## Brief
Lines containing the word "JSON" are the ones to copy from the records below.

Items from a data source:
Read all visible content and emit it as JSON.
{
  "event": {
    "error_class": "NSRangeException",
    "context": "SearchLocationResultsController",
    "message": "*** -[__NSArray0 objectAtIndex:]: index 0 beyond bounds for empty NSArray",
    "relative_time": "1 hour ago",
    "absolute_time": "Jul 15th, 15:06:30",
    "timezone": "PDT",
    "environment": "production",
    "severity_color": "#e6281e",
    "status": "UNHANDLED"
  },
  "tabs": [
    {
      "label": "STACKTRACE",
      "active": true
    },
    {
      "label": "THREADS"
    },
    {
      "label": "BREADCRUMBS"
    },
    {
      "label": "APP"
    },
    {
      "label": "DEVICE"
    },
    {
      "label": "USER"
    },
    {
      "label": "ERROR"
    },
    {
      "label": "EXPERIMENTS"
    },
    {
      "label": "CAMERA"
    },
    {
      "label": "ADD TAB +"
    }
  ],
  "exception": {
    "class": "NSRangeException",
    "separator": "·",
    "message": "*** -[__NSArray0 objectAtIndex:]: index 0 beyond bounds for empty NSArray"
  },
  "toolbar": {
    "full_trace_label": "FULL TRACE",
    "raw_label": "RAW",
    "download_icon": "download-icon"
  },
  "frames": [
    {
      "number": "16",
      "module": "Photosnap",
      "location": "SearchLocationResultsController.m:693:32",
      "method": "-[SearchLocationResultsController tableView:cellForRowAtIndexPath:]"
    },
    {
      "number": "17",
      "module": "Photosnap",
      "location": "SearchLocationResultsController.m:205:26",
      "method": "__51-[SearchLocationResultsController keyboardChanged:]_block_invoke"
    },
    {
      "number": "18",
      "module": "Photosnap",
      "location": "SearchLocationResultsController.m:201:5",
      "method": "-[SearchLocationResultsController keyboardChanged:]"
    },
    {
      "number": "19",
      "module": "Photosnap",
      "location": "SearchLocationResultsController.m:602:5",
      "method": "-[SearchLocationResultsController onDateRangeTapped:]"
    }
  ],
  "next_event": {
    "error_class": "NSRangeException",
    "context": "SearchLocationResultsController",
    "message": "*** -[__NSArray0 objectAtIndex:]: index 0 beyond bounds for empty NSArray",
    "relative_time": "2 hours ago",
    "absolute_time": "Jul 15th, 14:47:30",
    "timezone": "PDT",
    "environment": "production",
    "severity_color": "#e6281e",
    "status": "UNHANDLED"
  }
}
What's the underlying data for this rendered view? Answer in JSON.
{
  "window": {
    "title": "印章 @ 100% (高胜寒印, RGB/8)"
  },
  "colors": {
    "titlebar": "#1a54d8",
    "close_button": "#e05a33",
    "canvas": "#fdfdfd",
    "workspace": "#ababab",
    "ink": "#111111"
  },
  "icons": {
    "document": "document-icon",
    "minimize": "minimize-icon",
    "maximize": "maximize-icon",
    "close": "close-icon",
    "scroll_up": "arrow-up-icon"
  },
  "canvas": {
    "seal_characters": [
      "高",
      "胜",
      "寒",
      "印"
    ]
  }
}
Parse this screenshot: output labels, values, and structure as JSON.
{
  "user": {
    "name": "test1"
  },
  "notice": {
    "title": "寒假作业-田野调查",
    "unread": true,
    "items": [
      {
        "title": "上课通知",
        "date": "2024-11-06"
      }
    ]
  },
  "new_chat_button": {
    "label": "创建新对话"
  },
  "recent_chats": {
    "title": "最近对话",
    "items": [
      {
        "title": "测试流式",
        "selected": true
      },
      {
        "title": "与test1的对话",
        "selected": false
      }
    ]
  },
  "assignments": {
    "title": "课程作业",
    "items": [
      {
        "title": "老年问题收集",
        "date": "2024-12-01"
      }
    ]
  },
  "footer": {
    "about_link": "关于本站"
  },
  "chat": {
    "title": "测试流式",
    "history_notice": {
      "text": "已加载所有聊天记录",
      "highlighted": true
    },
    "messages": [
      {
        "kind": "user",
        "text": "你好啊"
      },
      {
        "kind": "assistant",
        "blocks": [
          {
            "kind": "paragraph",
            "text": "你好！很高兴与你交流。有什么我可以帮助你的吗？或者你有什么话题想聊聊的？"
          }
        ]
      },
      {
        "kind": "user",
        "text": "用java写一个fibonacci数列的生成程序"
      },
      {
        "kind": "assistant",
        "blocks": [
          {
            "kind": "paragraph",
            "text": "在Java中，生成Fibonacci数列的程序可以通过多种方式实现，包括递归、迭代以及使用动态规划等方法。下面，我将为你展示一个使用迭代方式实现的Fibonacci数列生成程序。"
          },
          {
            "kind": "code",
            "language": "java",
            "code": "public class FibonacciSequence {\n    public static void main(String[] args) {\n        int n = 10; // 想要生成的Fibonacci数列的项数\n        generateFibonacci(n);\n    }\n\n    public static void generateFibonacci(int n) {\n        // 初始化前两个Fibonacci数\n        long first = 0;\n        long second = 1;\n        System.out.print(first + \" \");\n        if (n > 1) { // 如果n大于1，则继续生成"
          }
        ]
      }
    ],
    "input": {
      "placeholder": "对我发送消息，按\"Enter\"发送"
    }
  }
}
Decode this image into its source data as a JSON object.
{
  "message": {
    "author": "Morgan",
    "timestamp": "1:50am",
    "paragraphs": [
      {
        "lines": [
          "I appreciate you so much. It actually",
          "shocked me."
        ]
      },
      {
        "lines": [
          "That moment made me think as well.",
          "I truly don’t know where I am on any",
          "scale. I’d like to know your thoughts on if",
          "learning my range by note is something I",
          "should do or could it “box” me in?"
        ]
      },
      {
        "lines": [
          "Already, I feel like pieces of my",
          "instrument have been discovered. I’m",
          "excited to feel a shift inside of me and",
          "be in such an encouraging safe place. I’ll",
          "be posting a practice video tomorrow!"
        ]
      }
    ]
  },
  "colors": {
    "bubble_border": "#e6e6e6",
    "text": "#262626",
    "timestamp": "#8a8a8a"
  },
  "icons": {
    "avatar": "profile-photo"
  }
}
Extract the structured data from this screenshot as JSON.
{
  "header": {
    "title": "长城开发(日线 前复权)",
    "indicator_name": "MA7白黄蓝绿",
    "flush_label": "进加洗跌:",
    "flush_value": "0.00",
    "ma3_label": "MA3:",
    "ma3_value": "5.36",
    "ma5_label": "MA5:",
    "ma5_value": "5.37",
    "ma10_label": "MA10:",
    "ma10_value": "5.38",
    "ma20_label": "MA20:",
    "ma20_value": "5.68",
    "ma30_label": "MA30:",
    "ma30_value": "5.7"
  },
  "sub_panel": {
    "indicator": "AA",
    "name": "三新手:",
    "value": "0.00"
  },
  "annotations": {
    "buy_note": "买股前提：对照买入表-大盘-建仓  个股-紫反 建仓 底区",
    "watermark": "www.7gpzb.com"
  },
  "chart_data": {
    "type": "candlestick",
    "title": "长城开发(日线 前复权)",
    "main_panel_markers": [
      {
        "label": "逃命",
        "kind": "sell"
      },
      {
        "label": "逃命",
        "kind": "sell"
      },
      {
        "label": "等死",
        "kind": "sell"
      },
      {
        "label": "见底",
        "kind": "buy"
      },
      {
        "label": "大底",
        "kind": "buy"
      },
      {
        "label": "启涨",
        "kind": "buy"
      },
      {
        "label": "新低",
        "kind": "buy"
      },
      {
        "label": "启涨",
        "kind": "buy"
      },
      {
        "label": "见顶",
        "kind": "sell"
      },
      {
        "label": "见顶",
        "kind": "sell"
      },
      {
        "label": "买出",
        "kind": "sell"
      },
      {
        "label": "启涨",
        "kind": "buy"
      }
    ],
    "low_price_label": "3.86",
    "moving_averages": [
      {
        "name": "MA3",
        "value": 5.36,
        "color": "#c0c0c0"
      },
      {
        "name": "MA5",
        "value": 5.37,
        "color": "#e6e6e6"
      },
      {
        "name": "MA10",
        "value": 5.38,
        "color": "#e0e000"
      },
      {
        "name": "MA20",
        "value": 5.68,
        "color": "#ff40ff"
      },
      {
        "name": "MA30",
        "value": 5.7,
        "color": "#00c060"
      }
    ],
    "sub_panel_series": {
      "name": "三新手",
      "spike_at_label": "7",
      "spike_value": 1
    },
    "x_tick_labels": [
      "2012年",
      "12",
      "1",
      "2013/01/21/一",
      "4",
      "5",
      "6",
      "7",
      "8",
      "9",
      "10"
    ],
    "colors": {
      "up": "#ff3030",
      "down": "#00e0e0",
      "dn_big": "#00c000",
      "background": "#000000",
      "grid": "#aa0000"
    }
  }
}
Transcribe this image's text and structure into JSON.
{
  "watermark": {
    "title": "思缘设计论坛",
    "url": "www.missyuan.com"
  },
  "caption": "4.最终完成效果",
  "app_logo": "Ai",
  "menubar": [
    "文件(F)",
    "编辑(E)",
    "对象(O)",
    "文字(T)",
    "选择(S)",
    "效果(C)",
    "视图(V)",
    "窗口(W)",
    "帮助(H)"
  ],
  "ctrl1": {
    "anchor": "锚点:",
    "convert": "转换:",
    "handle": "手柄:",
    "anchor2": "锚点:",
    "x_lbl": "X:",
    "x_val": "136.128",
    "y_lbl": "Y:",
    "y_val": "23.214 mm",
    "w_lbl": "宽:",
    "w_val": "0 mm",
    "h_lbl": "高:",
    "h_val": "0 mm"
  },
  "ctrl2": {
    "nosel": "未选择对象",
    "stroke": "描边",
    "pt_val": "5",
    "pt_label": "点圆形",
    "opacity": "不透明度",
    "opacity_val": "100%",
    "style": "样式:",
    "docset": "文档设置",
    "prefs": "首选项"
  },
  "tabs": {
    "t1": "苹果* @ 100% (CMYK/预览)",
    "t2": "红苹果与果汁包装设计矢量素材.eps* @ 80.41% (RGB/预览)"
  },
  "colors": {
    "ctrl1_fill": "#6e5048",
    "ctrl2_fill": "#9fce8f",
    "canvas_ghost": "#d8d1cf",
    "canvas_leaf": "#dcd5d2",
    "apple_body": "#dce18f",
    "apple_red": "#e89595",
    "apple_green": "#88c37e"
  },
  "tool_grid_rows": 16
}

## Task answer
Read all visible content and emit it as JSON.
What's the underlying data for this rendered view? Answer in JSON.
Parse this screenshot: output labels, values, and structure as JSON.
Decode this image into its source data as a JSON object.
Extract the structured data from this screenshot as JSON.
Transcribe this image's text and structure into JSON.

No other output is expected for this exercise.